Athena is a French political film. The story is brilliantly directed by Romain Gravas, who has created a show on modern issues in just 90 minutes. He is the son of the famous director Costa-Gavras, also known for his socio-political films. Romain co-wrote Athena with filmmaker Ladj Ly, known for his Oscar-nominated and Cannes-winning film in 2019 Wretched. The film starts off with a punch and doesn’t let the audience glide through this story without feeling everything the characters are going through. Athena is an immersive experience in a violent and cruel world that is unfortunately a reality for various people.
Athena begins right after a boy is killed by the police, and the video of the murder goes viral. One of the boy’s brothers, Abdel (Dali Benssalah), who is in the army, explains that the police are attacking people in the video. At the same time, his other brother Karim (Sami Slimane) arrives at the press conference, and he has different means to take revenge for the death of his little brother. From that point on, it’s a violent chase and escape between this broken family and the police.
Romain Gavras directs Athena

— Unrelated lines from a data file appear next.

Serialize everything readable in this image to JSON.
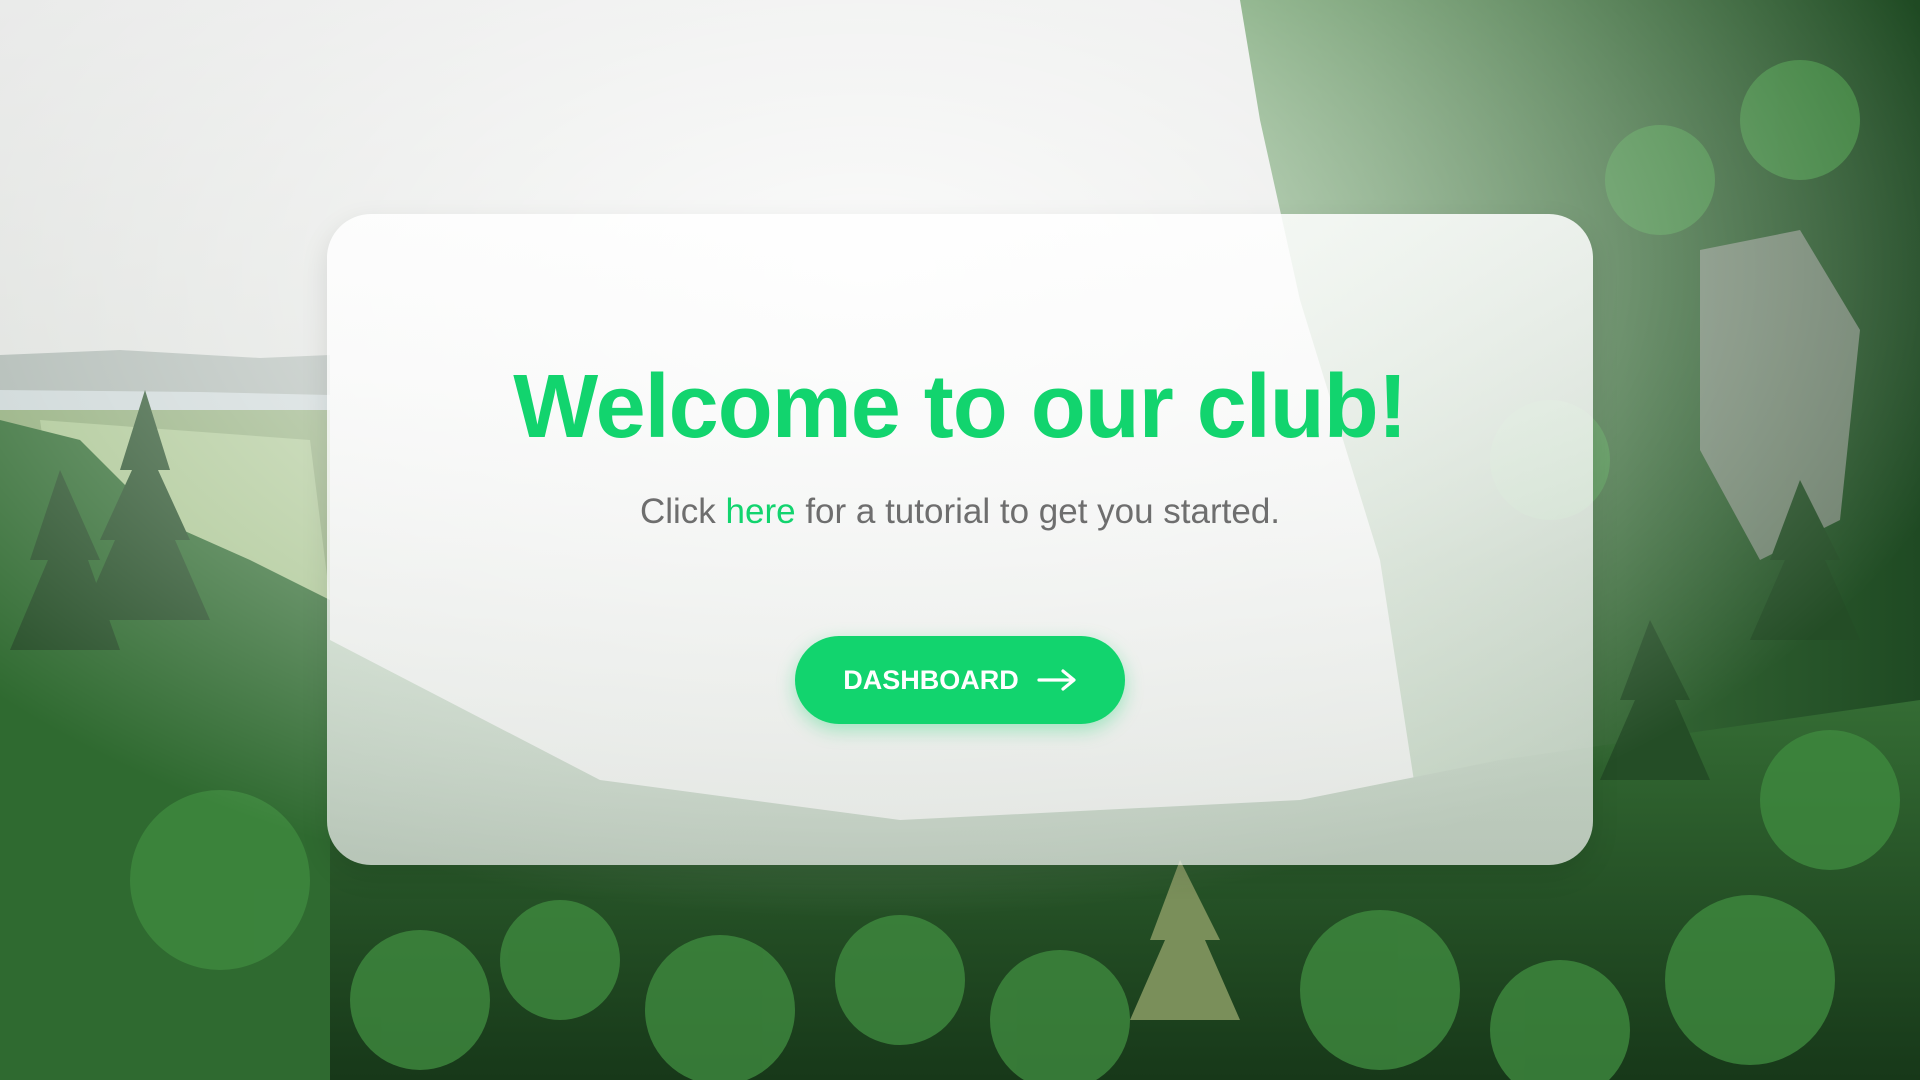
{
  "hero": {
    "title": "Welcome to our club!",
    "subtitle_prefix": "Click ",
    "subtitle_link": "here",
    "subtitle_suffix": " for a tutorial to get you started."
  },
  "cta": {
    "label": "DASHBOARD",
    "icon": "arrow-right-icon"
  },
  "background": {
    "scene": "misty-forest-mountain"
  },
  "colors": {
    "accent": "#12d46e",
    "text_muted": "#6e6e6e",
    "button_text": "#ffffff"
  }
}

Romain Gavras has created a narrative that could be compared to a Greek tragedy, which is only enhanced by the building complex that bears the name of the goddess of wisdom, Athena. The manager told the irish time that he grew up on Greek tragedies, not Disney movies. Its defeatist story about violence and family is reinforced by every incredible shot, most of which seem like long sequences with barely a cut. These sequences force the audience to hold their breath in anticipation of what might happen, just so they can breathe for a second, that is, until the next sequence begins. This, combined with the handheld camera technique that is present for most of the film, makes the viewer feel like they are running through the building complex alongside these characters.
Athena has a very clever use of cinematography. As night falls, flames, flares and smoke fill the screen against the dark backdrop of the sky, creating a mighty and beautiful world at war. Each decision really created the dark universe that the story is trying to convey. Gavras was able to reinforce every anger and sadness these characters feel by the way he shot the film. It is undoubtedly one of his finest works.

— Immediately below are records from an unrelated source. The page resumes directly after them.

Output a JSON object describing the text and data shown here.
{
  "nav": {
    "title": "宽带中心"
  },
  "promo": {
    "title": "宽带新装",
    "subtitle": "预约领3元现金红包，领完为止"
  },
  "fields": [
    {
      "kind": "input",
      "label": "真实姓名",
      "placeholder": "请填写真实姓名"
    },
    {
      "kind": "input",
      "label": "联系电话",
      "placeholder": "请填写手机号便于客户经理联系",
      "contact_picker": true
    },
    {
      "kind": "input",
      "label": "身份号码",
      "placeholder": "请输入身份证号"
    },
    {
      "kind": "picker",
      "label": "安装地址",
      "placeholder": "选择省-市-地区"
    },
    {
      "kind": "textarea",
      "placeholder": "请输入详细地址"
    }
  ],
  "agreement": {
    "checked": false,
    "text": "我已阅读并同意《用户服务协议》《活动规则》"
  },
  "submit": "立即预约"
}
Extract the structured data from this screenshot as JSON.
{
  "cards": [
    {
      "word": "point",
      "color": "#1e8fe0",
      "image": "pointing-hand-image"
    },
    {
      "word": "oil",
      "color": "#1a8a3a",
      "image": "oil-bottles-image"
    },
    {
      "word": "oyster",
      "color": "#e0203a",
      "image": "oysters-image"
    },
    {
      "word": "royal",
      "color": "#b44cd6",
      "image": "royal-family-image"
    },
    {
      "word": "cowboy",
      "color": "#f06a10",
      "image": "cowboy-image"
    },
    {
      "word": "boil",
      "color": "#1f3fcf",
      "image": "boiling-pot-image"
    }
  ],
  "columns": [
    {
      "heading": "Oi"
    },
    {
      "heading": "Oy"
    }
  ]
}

A human story
Initially, what first grabs the audience’s attention is the fast-paced story and the violence, but what holds it all together and really makes the film so great is the emotional rawness of the grief that lurks beneath every action of the main characters. The sense of family, loss, and hate that has come from being ignored and brutalized for far too long is conveyed incredibly well by the main cast’s superb acting.
Athena is above all a human story. The characters and their deeply-set goals of how to move forward after the loss of a brother are what give the film depth and elevate it beyond a normal thriller. The times when they are alone, when their grief becomes too hard to hide, is where the film connects with the audience. It was also fundamental that there is a policeman who has a family that serves to humanize the police, showing that everyone has a lot to lose, not just the protagonists.

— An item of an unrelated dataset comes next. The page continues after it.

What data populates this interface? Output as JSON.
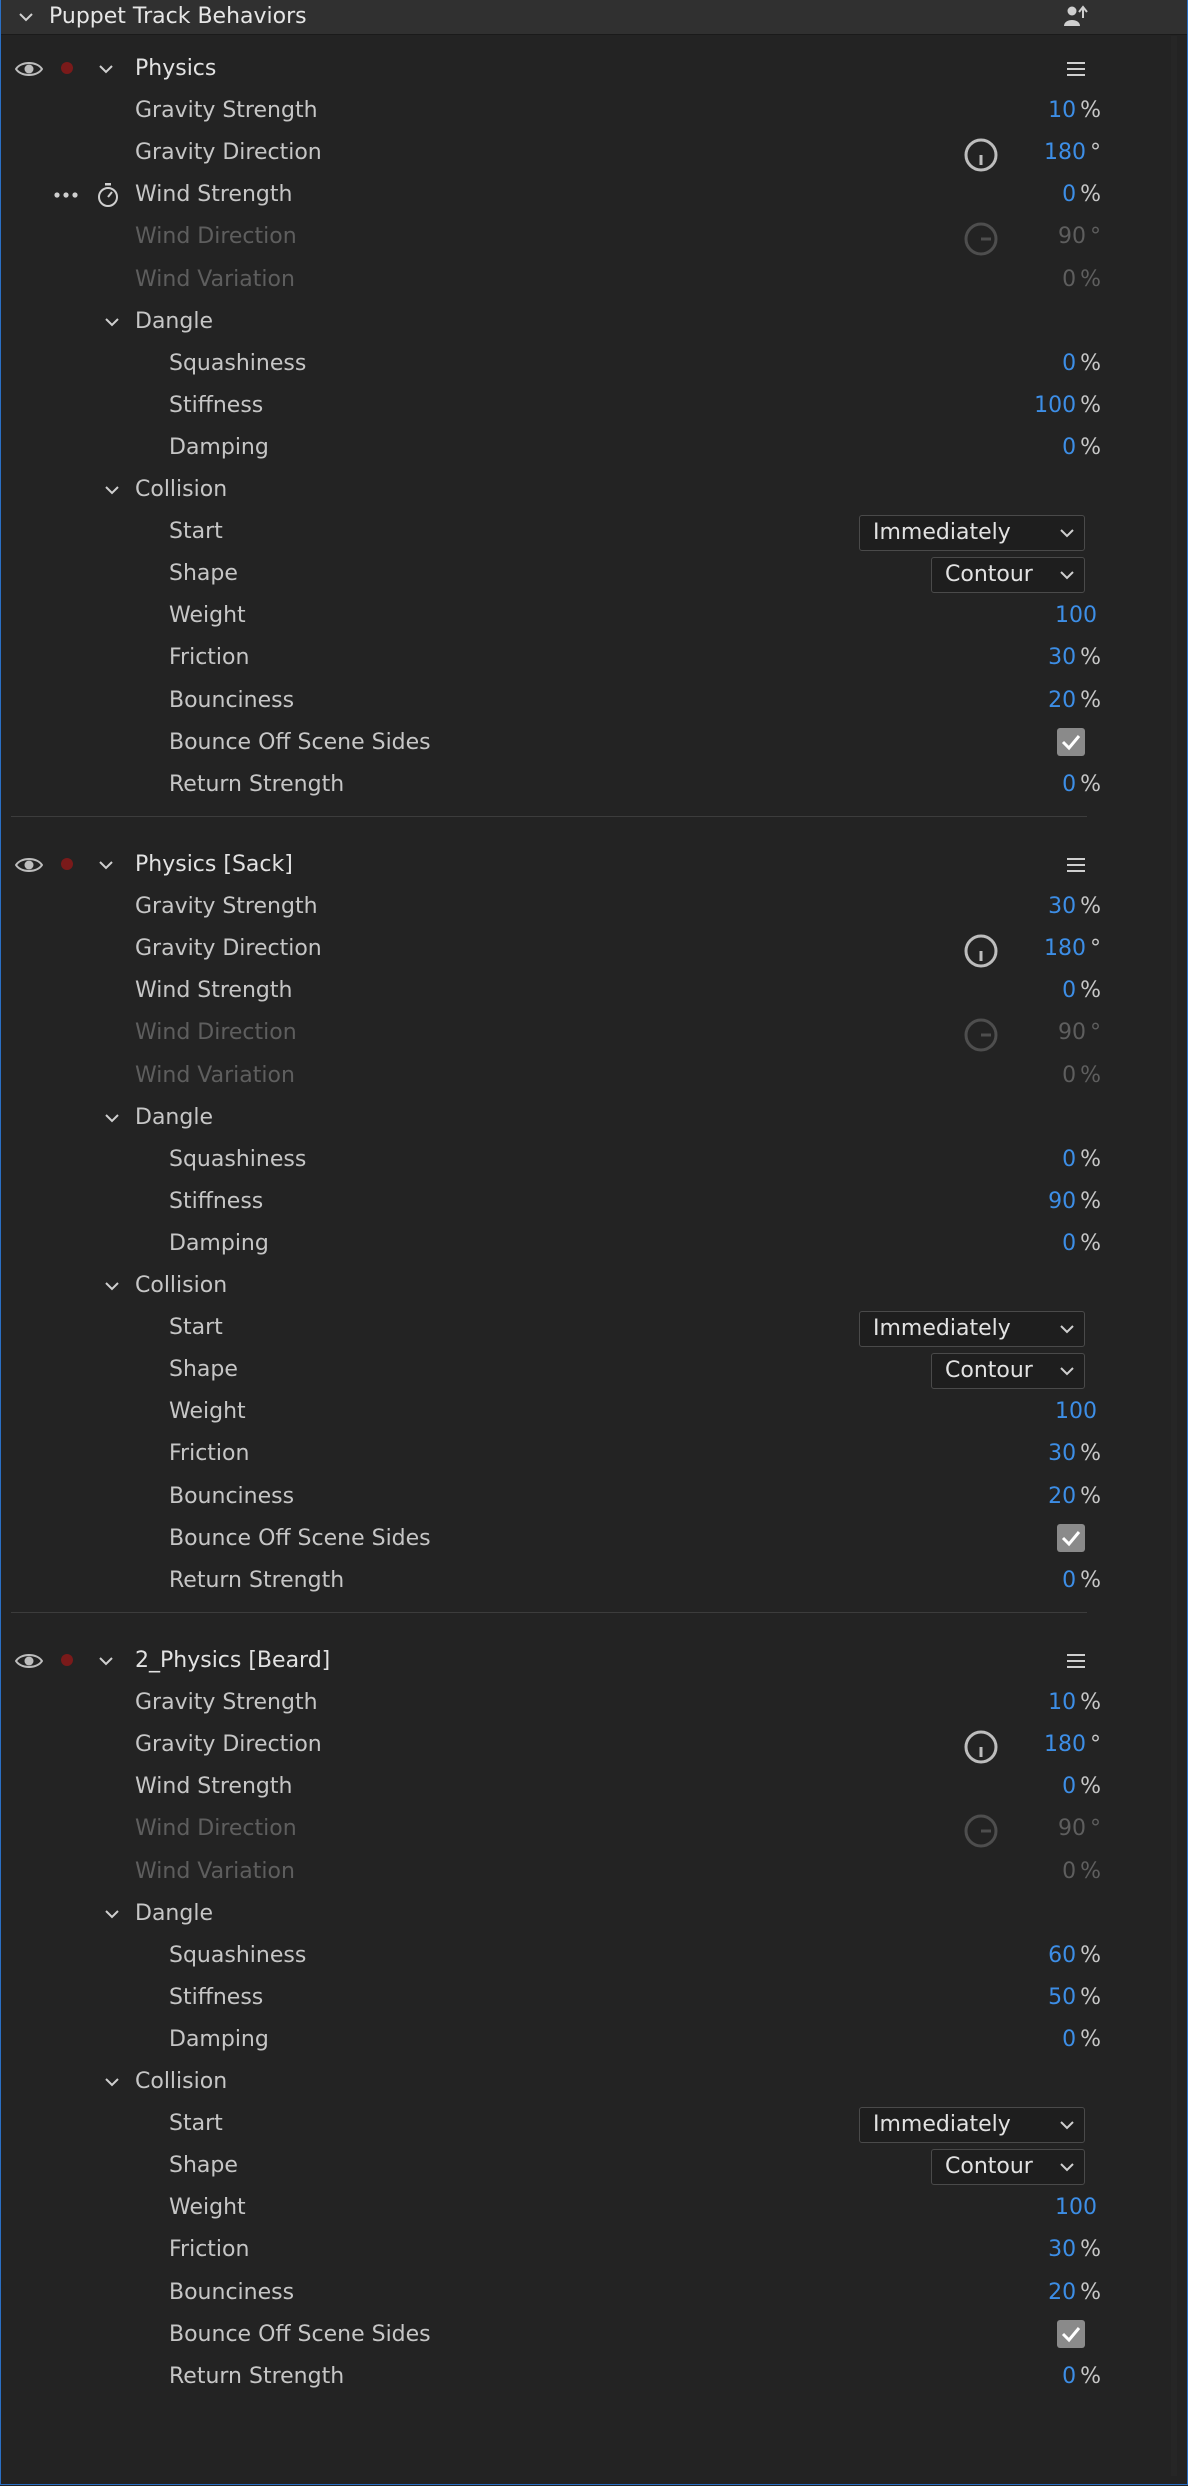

Athena is a harrowing journey to watch and is the type of film that sticks with the viewer for some time after the movie ends. The audience doesn’t get long dialogues expressing how the characters feel, but that’s not necessary. Their bold and dangerous actions to seek some kind of relief are enough.
Athena is a necessary watch
Athena should get more recognition than it has so far. Not only is it beautiful to watch and the family drama involved is incredibly moving, but there are some very current themes that the film tackles. The main narrative of the film deals with xenophobia and religious bias (particularly by far-right groups) and the results of police brutality. And, in the case of Athenaa kid.
Be careful, even if these problems are the basis of the film, they are not explored in depth. They could be seen as a backstory that the filmmaker decided not to delve deep into the cause but the consequence. grave said The Guardian,“My favorite movies are the visual movies where you don’t get a message. You get emotions through the power of images.” It’s a perfect way to describe the political war that is Athena.
So if you’re looking for a fresh perspective on these issues, or a movie that dutifully discusses them and didactically tells you what to think, this isn’t it. Athena focuses on what happens when a group of people have had enough and decide to take matters into their own hands. It depicts the consequences of issues that audiences already have extensive knowledge of, as they are happening all over the world at an alarming rate.